Party culture explodes in Lake Havasu City
March 26, 2014
SPRING BREAK. Time to retreat to paradise and go as crazy as possible for that mid-semester college ritual of rebellion.
Lake Havasu City is one of those places, known for raging sunshine that will brown you in a heartbeat and a party culture like no other.
According to the General Manager of London Bridge Resort Cal Sheehy, the city has seen more than 10,000 visitors over the last three weeks.
Summer, Winter Action Tours, more commonly known as SWAT, is a student travel company that offers trip packages for students. For the last five years, SWAT has brought thirsty college students by the hordes to the usually laid back lake, which is split down the middle by the California-Arizona border.
Additionally, mega festivals have been on the rise. What has always been a spontaneous party during spring break is now an organized event. However, the city rejoices in this organization, as it still brings the benefit of tourism but keeps it in a quarantined place.
SWAT creates a city of its own for spring breakers, giving them a section of certain hotels to infiltrate for their several-day stay and offering exclusive access to concerts, party boats and other waterside events. “Party packages” with hotel accommodations range from $320 to $430 and include concerts, beach games, themed parties and special access to events and party boats.
Cal State Long Beach’s spring break will be the fourth and final week of the SWAT events, and many CSULB students are heading out to Lake Havasu on a party bus shared with Cal State Fullerton students.
Josh Flores, a freshman kinesiology major, will be joining friends and fraternity members on the party bus.
“When I hear the name [Havasu] first thing that comes to mind is one of those ‘Girls Gone Wild’ commercials that I used to get my mouth watery over as a teenager,” Flores said. “I like to say, what happens in Havasu, never happened.”
It’s a wonder that Lake Havasu City manages to keep the streets clean and the water crystal clear during these four weeks of solid college partying. The city manages to recover flawlessly after the last party buses leave, preparing for the influx of families and youngsters for the summer session.
Michelle Gardia, the director of communications for the Lake Havasu City Visitor’s Bureau, like many residents of Lake Havasu, has adapted to the fast-paced tourism and has come to appreciate the high volume of energy.
“The spring breakers are a well behaved group, for the most part,” Gardia said.
Although the SWAT website claims to have “built Lake Havasu City, AZ to be the top Spring Break destination on the West Coast,” Gardia said that statements such as these influence the common misconception that Lake Havasu is only a “party place.” She said that while youths spend their crazy days in Havasu, those young people who will go on to have careers and families will always want to return for a more family-friendly experience on the lake.

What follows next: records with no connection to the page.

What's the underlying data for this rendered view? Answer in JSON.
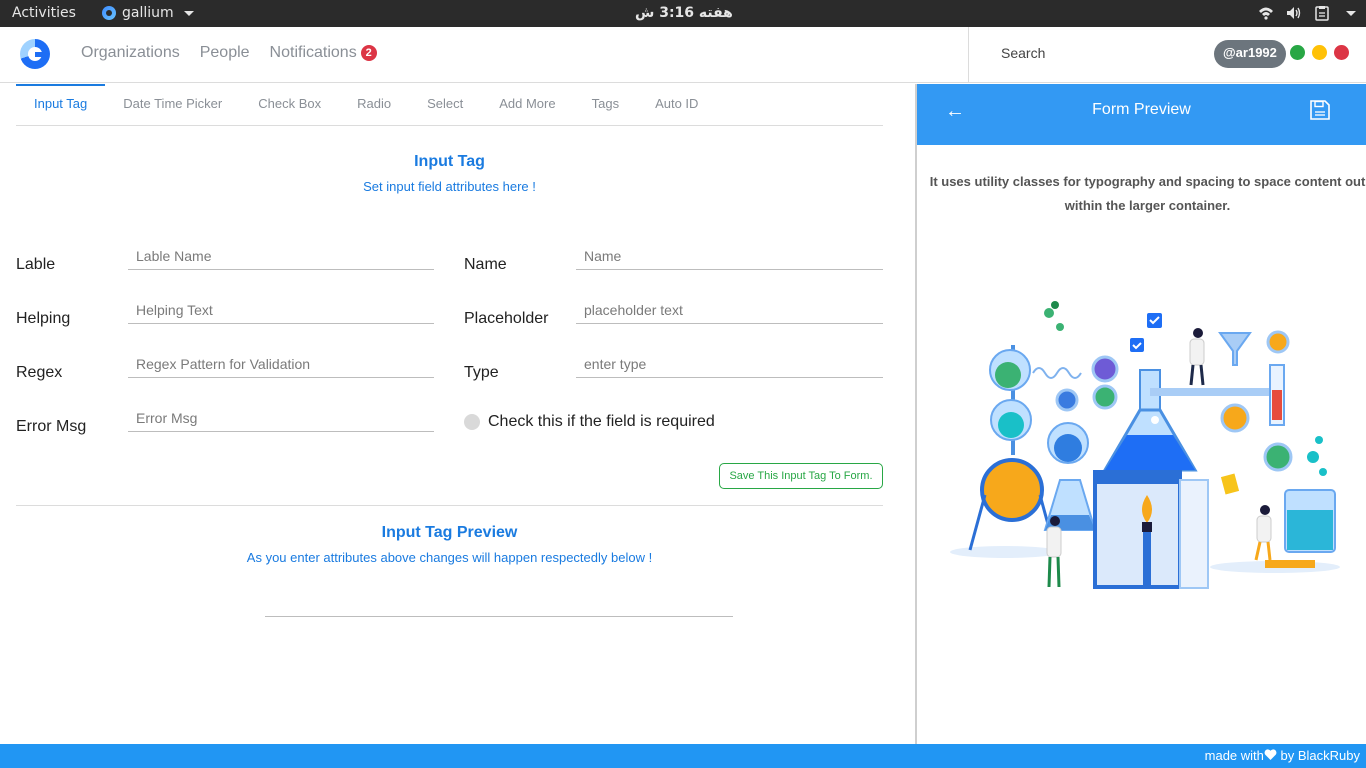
{
  "system_bar": {
    "activities": "Activities",
    "app_name": "gallium",
    "clock": "هفته 3:16 ش"
  },
  "header": {
    "nav": {
      "organizations": "Organizations",
      "people": "People",
      "notifications": "Notifications",
      "notifications_count": "2"
    },
    "search_label": "Search",
    "username": "@ar1992",
    "window_dots": [
      "#28a745",
      "#ffc107",
      "#dc3545"
    ]
  },
  "tabs": [
    "Input Tag",
    "Date Time Picker",
    "Check Box",
    "Radio",
    "Select",
    "Add More",
    "Tags",
    "Auto ID"
  ],
  "form": {
    "title": "Input Tag",
    "subtitle": "Set input field attributes here !",
    "fields": {
      "label": {
        "label": "Lable",
        "placeholder": "Lable Name"
      },
      "name": {
        "label": "Name",
        "placeholder": "Name"
      },
      "helping": {
        "label": "Helping",
        "placeholder": "Helping Text"
      },
      "placeholder": {
        "label": "Placeholder",
        "placeholder": "placeholder text"
      },
      "regex": {
        "label": "Regex",
        "placeholder": "Regex Pattern for Validation"
      },
      "type": {
        "label": "Type",
        "placeholder": "enter type"
      },
      "error": {
        "label": "Error Msg",
        "placeholder": "Error Msg"
      }
    },
    "required_check": "Check this if the field is required",
    "save_button": "Save This Input Tag To Form."
  },
  "tag_preview": {
    "title": "Input Tag Preview",
    "subtitle": "As you enter attributes above changes will happen respectedly below !"
  },
  "form_preview": {
    "title": "Form Preview",
    "description": "It uses utility classes for typography and spacing to space content out within the larger container."
  },
  "footer": {
    "made_with": "made with",
    "by": "by BlackRuby"
  },
  "colors": {
    "accent": "#1a7be0",
    "panel_header": "#3399f3",
    "footer": "#2196f3",
    "success": "#28a745",
    "danger": "#dc3545"
  }
}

Aside from SWAT, however, local businesses know how to keep spring breakers happy. According to Sheehy, guests at the popular hotel are given free “Party Shark” cards, which scores them free access to certain bars and clubs, discounts on food and a complimentary breakfast every morning.
Sgt. Troy Stirling, who has been with the Lake Havasu Police Department for 18 years, said the influx of spring breakers has always been pretty steady, but SWAT brought the “known element” — officializing the party scene and helping the city prepare by gauging how many visitors they will expect during a given season.
“[SWAT] seems to be pretty organized [and] have a number of activities for kids,” Stirling said. [SWAT enables young people] to come out here and stay occupied [and they] do a good job of maintaining the large number of students they bring in.”
Stirling said that if there are any complaints, they directly contact event organizers to appease grouches about music volume and other such issues.
“What’s good about SWAT management is that they work really well with us,” Stirling said.
Stirling said that Lake Havasu City embraces spring breakers because they fuel its economy.
“That’s what we base our livelihood off of out here,” Stirling said. “For us in the community, it’s the start of our summer visitors so it kind of kicks off.”
Although the city is accustomed to the high volume of tourism, what is spring break without a little chaos?
Stirling said that over the years the LHCPD has incorporated a special assignment unit with a sergeant and a few other officers to patrol the channel area, watching out for people dangerously crossing the channel, getting in fights or violating boating laws. Officers on this special unit may stay up into the wee hours of the morning in the downtown areas once the sun sets, and for this reason they are often paid overtime.
According to Stirling, last weekend, which ended SWAT’s second week of spring break events, saw 125 arrests, 21 of which were of individuals associated with SWAT.
“To date, the number one arrest has been minor consumption of alcohol … for some reason or another they have contact with police,” Stirling said. “There are multiple [other] reasons, [such as] arguments or fights that bring police into contact with them, then we find they’re underage and have been drinking.”
Stirling advises spring breakers to be smart, and stick in groups — a drunken wandering has never done anyone any good.